REQUIRED WORK>
From first line to last, output the records below exactly.

INPUT DATA Block Start

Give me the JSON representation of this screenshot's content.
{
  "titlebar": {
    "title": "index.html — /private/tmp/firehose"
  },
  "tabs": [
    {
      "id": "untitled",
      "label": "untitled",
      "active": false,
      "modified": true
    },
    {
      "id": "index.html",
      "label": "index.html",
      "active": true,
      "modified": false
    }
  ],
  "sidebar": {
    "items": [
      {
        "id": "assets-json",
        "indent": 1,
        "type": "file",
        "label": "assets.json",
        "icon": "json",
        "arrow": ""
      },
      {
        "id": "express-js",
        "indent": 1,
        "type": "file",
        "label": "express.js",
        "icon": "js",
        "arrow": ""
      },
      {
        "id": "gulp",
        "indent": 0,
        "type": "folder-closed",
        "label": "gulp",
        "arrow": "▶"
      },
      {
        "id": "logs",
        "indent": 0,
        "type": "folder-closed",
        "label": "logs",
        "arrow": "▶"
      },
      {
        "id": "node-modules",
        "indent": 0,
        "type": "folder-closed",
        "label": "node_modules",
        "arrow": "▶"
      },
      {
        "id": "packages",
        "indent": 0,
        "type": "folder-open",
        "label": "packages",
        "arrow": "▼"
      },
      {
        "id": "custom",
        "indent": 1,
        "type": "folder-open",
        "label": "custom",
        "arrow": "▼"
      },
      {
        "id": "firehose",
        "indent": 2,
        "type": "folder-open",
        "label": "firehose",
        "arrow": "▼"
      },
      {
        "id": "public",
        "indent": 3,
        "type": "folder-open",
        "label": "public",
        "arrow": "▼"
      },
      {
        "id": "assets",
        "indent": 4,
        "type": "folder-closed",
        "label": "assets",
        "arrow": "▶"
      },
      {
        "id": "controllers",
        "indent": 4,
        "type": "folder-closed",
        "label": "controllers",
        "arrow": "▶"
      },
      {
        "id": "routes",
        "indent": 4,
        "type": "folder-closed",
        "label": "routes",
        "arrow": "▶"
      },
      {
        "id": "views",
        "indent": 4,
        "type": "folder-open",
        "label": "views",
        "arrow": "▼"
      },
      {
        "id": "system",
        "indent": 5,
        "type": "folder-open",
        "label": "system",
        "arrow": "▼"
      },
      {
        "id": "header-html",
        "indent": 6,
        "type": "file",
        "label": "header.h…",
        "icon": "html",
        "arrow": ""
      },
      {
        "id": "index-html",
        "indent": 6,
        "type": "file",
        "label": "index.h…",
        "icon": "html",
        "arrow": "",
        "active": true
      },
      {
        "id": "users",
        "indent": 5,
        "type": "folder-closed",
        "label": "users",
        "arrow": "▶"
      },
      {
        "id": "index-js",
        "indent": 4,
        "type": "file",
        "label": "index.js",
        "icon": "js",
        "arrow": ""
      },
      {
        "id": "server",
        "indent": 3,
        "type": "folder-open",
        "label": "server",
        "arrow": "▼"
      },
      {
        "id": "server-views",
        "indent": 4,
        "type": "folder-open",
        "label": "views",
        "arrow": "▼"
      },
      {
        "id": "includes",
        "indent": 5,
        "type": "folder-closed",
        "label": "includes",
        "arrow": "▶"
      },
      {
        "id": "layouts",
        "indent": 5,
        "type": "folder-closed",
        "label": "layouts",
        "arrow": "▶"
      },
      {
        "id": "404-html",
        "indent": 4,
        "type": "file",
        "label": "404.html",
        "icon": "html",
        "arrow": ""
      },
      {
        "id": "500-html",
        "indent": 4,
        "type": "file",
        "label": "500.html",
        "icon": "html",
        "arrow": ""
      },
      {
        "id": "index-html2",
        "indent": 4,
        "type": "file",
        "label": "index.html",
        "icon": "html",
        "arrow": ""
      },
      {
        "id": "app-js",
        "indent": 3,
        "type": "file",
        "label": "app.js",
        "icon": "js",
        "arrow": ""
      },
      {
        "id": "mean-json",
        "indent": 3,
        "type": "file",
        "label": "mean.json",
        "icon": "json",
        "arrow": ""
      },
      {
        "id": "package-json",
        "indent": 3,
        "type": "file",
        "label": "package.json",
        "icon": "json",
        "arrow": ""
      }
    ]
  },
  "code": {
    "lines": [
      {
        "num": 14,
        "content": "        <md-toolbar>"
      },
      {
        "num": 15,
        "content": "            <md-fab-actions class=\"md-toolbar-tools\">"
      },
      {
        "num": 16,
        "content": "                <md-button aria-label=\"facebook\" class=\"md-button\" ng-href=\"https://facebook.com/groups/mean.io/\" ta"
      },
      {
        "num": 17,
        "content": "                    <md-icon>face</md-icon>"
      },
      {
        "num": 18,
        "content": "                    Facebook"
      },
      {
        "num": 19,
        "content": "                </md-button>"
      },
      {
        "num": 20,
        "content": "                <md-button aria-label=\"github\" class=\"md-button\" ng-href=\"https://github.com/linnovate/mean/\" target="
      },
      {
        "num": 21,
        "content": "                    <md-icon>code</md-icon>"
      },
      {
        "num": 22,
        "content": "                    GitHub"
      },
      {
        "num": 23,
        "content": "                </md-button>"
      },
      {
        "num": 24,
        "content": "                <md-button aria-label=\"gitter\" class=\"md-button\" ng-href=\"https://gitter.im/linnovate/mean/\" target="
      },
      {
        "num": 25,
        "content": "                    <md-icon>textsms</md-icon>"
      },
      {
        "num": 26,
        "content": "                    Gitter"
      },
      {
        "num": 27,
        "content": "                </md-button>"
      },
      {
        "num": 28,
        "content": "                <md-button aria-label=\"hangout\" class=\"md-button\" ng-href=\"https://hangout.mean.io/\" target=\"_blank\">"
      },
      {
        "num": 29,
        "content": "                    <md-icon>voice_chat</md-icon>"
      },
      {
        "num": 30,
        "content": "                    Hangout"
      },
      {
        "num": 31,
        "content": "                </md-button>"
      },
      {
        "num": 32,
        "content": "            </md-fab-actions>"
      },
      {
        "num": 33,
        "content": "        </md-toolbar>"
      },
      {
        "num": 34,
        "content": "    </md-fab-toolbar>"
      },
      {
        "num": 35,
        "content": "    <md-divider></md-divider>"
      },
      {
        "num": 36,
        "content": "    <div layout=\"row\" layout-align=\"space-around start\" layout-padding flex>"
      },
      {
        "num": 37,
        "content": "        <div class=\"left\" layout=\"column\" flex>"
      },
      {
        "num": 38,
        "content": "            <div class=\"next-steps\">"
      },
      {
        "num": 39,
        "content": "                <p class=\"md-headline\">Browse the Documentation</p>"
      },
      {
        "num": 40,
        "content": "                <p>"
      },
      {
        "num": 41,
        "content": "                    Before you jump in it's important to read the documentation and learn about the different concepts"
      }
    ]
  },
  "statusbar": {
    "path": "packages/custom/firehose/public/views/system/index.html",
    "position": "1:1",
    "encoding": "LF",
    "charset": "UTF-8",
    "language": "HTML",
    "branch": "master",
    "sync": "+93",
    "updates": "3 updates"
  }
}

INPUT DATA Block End

REPLY>
Give me the JSON representation of this screenshot's content.
{
  "titlebar": {
    "title": "index.html — /private/tmp/firehose"
  },
  "tabs": [
    {
      "id": "untitled",
      "label": "untitled",
      "active": false,
      "modified": true
    },
    {
      "id": "index.html",
      "label": "index.html",
      "active": true,
      "modified": false
    }
  ],
  "sidebar": {
    "items": [
      {
        "id": "assets-json",
        "indent": 1,
        "type": "file",
        "label": "assets.json",
        "icon": "json",
        "arrow": ""
      },
      {
        "id": "express-js",
        "indent": 1,
        "type": "file",
        "label": "express.js",
        "icon": "js",
        "arrow": ""
      },
      {
        "id": "gulp",
        "indent": 0,
        "type": "folder-closed",
        "label": "gulp",
        "arrow": "▶"
      },
      {
        "id": "logs",
        "indent": 0,
        "type": "folder-closed",
        "label": "logs",
        "arrow": "▶"
      },
      {
        "id": "node-modules",
        "indent": 0,
        "type": "folder-closed",
        "label": "node_modules",
        "arrow": "▶"
      },
      {
        "id": "packages",
        "indent": 0,
        "type": "folder-open",
        "label": "packages",
        "arrow": "▼"
      },
      {
        "id": "custom",
        "indent": 1,
        "type": "folder-open",
        "label": "custom",
        "arrow": "▼"
      },
      {
        "id": "firehose",
        "indent": 2,
        "type": "folder-open",
        "label": "firehose",
        "arrow": "▼"
      },
      {
        "id": "public",
        "indent": 3,
        "type": "folder-open",
        "label": "public",
        "arrow": "▼"
      },
      {
        "id": "assets",
        "indent": 4,
        "type": "folder-closed",
        "label": "assets",
        "arrow": "▶"
      },
      {
        "id": "controllers",
        "indent": 4,
        "type": "folder-closed",
        "label": "controllers",
        "arrow": "▶"
      },
      {
        "id": "routes",
        "indent": 4,
        "type": "folder-closed",
        "label": "routes",
        "arrow": "▶"
      },
      {
        "id": "views",
        "indent": 4,
        "type": "folder-open",
        "label": "views",
        "arrow": "▼"
      },
      {
        "id": "system",
        "indent": 5,
        "type": "folder-open",
        "label": "system",
        "arrow": "▼"
      },
      {
        "id": "header-html",
        "indent": 6,
        "type": "file",
        "label": "header.h…",
        "icon": "html",
        "arrow": ""
      },
      {
        "id": "index-html",
        "indent": 6,
        "type": "file",
        "label": "index.h…",
        "icon": "html",
        "arrow": "",
        "active": true
      },
      {
        "id": "users",
        "indent": 5,
        "type": "folder-closed",
        "label": "users",
        "arrow": "▶"
      },
      {
        "id": "index-js",
        "indent": 4,
        "type": "file",
        "label": "index.js",
        "icon": "js",
        "arrow": ""
      },
      {
        "id": "server",
        "indent": 3,
        "type": "folder-open",
        "label": "server",
        "arrow": "▼"
      },
      {
        "id": "server-views",
        "indent": 4,
        "type": "folder-open",
        "label": "views",
        "arrow": "▼"
      },
      {
        "id": "includes",
        "indent": 5,
        "type": "folder-closed",
        "label": "includes",
        "arrow": "▶"
      },
      {
        "id": "layouts",
        "indent": 5,
        "type": "folder-closed",
        "label": "layouts",
        "arrow": "▶"
      },
      {
        "id": "404-html",
        "indent": 4,
        "type": "file",
        "label": "404.html",
        "icon": "html",
        "arrow": ""
      },
      {
        "id": "500-html",
        "indent": 4,
        "type": "file",
        "label": "500.html",
        "icon": "html",
        "arrow": ""
      },
      {
        "id": "index-html2",
        "indent": 4,
        "type": "file",
        "label": "index.html",
        "icon": "html",
        "arrow": ""
      },
      {
        "id": "app-js",
        "indent": 3,
        "type": "file",
        "label": "app.js",
        "icon": "js",
        "arrow": ""
      },
      {
        "id": "mean-json",
        "indent": 3,
        "type": "file",
        "label": "mean.json",
        "icon": "json",
        "arrow": ""
      },
      {
        "id": "package-json",
        "indent": 3,
        "type": "file",
        "label": "package.json",
        "icon": "json",
        "arrow": ""
      }
    ]
  },
  "code": {
    "lines": [
      {
        "num": 14,
        "content": "        <md-toolbar>"
      },
      {
        "num": 15,
        "content": "            <md-fab-actions class=\"md-toolbar-tools\">"
      },
      {
        "num": 16,
        "content": "                <md-button aria-label=\"facebook\" class=\"md-button\" ng-href=\"https://facebook.com/groups/mean.io/\" ta"
      },
      {
        "num": 17,
        "content": "                    <md-icon>face</md-icon>"
      },
      {
        "num": 18,
        "content": "                    Facebook"
      },
      {
        "num": 19,
        "content": "                </md-button>"
      },
      {
        "num": 20,
        "content": "                <md-button aria-label=\"github\" class=\"md-button\" ng-href=\"https://github.com/linnovate/mean/\" target="
      },
      {
        "num": 21,
        "content": "                    <md-icon>code</md-icon>"
      },
      {
        "num": 22,
        "content": "                    GitHub"
      },
      {
        "num": 23,
        "content": "                </md-button>"
      },
      {
        "num": 24,
        "content": "                <md-button aria-label=\"gitter\" class=\"md-button\" ng-href=\"https://gitter.im/linnovate/mean/\" target="
      },
      {
        "num": 25,
        "content": "                    <md-icon>textsms</md-icon>"
      },
      {
        "num": 26,
        "content": "                    Gitter"
      },
      {
        "num": 27,
        "content": "                </md-button>"
      },
      {
        "num": 28,
        "content": "                <md-button aria-label=\"hangout\" class=\"md-button\" ng-href=\"https://hangout.mean.io/\" target=\"_blank\">"
      },
      {
        "num": 29,
        "content": "                    <md-icon>voice_chat</md-icon>"
      },
      {
        "num": 30,
        "content": "                    Hangout"
      },
      {
        "num": 31,
        "content": "                </md-button>"
      },
      {
        "num": 32,
        "content": "            </md-fab-actions>"
      },
      {
        "num": 33,
        "content": "        </md-toolbar>"
      },
      {
        "num": 34,
        "content": "    </md-fab-toolbar>"
      },
      {
        "num": 35,
        "content": "    <md-divider></md-divider>"
      },
      {
        "num": 36,
        "content": "    <div layout=\"row\" layout-align=\"space-around start\" layout-padding flex>"
      },
      {
        "num": 37,
        "content": "        <div class=\"left\" layout=\"column\" flex>"
      },
      {
        "num": 38,
        "content": "            <div class=\"next-steps\">"
      },
      {
        "num": 39,
        "content": "                <p class=\"md-headline\">Browse the Documentation</p>"
      },
      {
        "num": 40,
        "content": "                <p>"
      },
      {
        "num": 41,
        "content": "                    Before you jump in it's important to read the documentation and learn about the different concepts"
      }
    ]
  },
  "statusbar": {
    "path": "packages/custom/firehose/public/views/system/index.html",
    "position": "1:1",
    "encoding": "LF",
    "charset": "UTF-8",
    "language": "HTML",
    "branch": "master",
    "sync": "+93",
    "updates": "3 updates"
  }
}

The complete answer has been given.